My study of workplace fairness began may years ago in law school when I was asked to prepare a paper to submit to the Saskatchewan Government Labour Law Reform Committee. In this paper I advanced the idea that there should be legally entrenched standards for "due process" in the workplace. These standards, I argued, had to exist regardless of whether or not there was a union in the workplace.
For many years after this I studied workplace fairness from the vantage point of a practitioner in workplace conflict management in the energy sector in Ontario. Taking the experience I gained and applying it to earlier hypotheses, I began research on the idea of a "right" to workplace fairness. This culminated in a conference paper called "The Social Right to Workplace Fairness" that I presented to both Osgoode Hall Law School and the Carleton Conference on Conflict Resolution in 2000.
From there as the years went by, my ideas concerning "fairness" and "conflict management" began to merge into a theory that conflict management systems could be measureed for fairness excellence and that such excellence could be achieved in any system. I developed a diagnostic tool that measured fairness in conflict management systems.
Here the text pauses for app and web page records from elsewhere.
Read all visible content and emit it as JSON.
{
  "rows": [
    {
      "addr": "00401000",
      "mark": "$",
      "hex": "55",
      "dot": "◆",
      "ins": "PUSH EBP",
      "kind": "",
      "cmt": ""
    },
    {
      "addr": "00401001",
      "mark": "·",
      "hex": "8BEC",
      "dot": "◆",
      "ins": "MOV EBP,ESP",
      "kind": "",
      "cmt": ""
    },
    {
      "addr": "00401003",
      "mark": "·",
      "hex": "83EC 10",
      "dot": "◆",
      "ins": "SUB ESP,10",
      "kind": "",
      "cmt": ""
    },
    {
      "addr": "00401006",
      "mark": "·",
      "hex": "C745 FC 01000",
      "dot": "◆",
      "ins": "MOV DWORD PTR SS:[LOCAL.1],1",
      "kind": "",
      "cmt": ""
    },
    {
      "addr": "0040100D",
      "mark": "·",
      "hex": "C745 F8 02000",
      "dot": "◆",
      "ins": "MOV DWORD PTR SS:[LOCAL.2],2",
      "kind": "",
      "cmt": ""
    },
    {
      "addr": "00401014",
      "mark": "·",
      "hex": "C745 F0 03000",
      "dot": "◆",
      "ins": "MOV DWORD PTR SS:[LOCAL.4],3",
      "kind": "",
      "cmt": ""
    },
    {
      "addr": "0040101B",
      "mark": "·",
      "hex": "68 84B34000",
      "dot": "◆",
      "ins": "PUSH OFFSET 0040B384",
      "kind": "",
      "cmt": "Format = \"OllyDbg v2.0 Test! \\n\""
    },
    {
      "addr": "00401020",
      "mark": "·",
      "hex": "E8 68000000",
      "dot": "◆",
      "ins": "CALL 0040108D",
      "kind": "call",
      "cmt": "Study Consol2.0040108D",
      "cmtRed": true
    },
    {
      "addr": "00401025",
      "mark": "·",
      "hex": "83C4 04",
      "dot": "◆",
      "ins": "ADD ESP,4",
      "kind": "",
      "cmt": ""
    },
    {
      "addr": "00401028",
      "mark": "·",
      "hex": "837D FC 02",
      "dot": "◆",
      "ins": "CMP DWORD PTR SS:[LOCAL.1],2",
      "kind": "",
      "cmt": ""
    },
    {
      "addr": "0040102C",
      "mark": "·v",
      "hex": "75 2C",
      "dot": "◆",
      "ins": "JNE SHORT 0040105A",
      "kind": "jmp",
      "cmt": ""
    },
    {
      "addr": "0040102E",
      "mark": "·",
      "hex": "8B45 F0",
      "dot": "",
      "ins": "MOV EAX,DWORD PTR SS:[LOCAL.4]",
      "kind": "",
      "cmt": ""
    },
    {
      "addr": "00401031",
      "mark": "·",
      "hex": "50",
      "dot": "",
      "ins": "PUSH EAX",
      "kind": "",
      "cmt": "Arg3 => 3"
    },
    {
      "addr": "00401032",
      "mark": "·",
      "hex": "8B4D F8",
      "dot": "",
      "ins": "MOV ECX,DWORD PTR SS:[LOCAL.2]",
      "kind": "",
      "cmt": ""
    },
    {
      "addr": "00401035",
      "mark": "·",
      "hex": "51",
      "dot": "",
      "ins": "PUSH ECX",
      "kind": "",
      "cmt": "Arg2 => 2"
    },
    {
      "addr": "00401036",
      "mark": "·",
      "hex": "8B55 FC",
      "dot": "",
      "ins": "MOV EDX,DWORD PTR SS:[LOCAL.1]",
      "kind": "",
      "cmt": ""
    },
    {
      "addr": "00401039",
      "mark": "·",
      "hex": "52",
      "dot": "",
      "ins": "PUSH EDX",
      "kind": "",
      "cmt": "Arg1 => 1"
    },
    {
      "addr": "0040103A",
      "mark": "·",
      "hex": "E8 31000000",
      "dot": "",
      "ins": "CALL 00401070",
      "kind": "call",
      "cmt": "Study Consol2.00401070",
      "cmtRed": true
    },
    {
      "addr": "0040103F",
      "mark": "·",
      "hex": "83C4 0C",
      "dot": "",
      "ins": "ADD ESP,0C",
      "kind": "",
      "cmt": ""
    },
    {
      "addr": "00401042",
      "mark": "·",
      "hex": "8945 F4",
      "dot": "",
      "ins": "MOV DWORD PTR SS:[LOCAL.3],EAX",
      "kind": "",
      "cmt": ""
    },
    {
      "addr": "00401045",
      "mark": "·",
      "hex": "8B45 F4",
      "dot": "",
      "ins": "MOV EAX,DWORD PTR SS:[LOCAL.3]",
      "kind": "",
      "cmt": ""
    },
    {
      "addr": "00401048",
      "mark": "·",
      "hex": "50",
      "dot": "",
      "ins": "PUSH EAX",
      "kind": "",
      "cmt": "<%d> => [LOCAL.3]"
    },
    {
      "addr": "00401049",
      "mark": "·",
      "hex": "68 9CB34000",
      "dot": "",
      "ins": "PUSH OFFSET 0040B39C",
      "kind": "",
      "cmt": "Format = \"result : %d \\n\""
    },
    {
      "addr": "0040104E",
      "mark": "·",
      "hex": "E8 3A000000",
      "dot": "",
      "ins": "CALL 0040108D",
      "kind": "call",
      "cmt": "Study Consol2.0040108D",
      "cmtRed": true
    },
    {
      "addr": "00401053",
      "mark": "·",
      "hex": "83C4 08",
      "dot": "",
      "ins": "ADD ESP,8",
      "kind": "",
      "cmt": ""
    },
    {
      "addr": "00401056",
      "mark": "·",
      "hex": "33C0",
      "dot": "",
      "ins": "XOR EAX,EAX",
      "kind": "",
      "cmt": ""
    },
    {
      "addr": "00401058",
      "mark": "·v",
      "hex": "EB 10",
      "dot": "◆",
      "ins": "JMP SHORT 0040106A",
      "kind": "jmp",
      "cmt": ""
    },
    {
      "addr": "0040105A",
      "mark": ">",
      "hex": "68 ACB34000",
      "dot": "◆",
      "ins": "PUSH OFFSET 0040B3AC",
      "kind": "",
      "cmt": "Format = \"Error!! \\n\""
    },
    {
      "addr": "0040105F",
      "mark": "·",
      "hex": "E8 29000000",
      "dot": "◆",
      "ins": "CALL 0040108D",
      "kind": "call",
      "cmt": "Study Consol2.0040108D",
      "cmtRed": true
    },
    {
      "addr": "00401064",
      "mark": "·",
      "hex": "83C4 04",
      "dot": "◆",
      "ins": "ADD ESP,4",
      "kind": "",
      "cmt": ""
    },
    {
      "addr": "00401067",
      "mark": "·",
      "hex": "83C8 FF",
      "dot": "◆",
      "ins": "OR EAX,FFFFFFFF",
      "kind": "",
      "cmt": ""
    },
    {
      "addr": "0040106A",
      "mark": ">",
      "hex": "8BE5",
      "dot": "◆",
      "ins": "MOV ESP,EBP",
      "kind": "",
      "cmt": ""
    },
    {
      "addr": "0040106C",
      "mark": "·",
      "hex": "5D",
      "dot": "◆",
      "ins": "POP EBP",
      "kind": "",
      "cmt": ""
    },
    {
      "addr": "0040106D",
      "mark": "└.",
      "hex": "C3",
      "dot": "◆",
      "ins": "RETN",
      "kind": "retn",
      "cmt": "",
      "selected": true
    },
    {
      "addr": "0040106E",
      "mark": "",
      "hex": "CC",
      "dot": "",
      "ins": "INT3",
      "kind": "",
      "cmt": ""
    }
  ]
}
Workplace Fairness is defined as the harmony of Justice, Efficiency, Engagement and Resource Sufficiency in Workplace Conflict Management Systems. Each of these four Fairness Quotients: Justice, Efficiency, Engagement, and Resources consist of a number of elements or focuses as listed in the table below. These are the constituent parts of workplace fairness.
I have come to the conclusion that Workplace Fairness is a commodity most sought after by employees, managers and employers. Where a workplace meets the standards of fairness listed above, it will be healthier, happier and more productive.
But this is only part of the reason why we should care about workplace fairness. Underlying the quest for harmony and increased productivity is really a philosophy about how we choose to live our lives. As human beings most of us spend nearly half of our waking adult lives in the workplace. Our work defines us to a great extent.
We are social beings that are partly the product of our own socialization. Workplace structures that are essentially unfair lead to a general sense of unfairness in the workplace. By accepting unfairness in the workplace we condition ourselves and our society to accept unfairness in other aspects of our lives and the lives of others on the planet we share. This may account in some part for our acceptance of unfairness in the world around us.
Therefore, there is a greater need to seek fairness in every aspect of our lives.
It is for this reason, that I believe we must care about workplace fairness.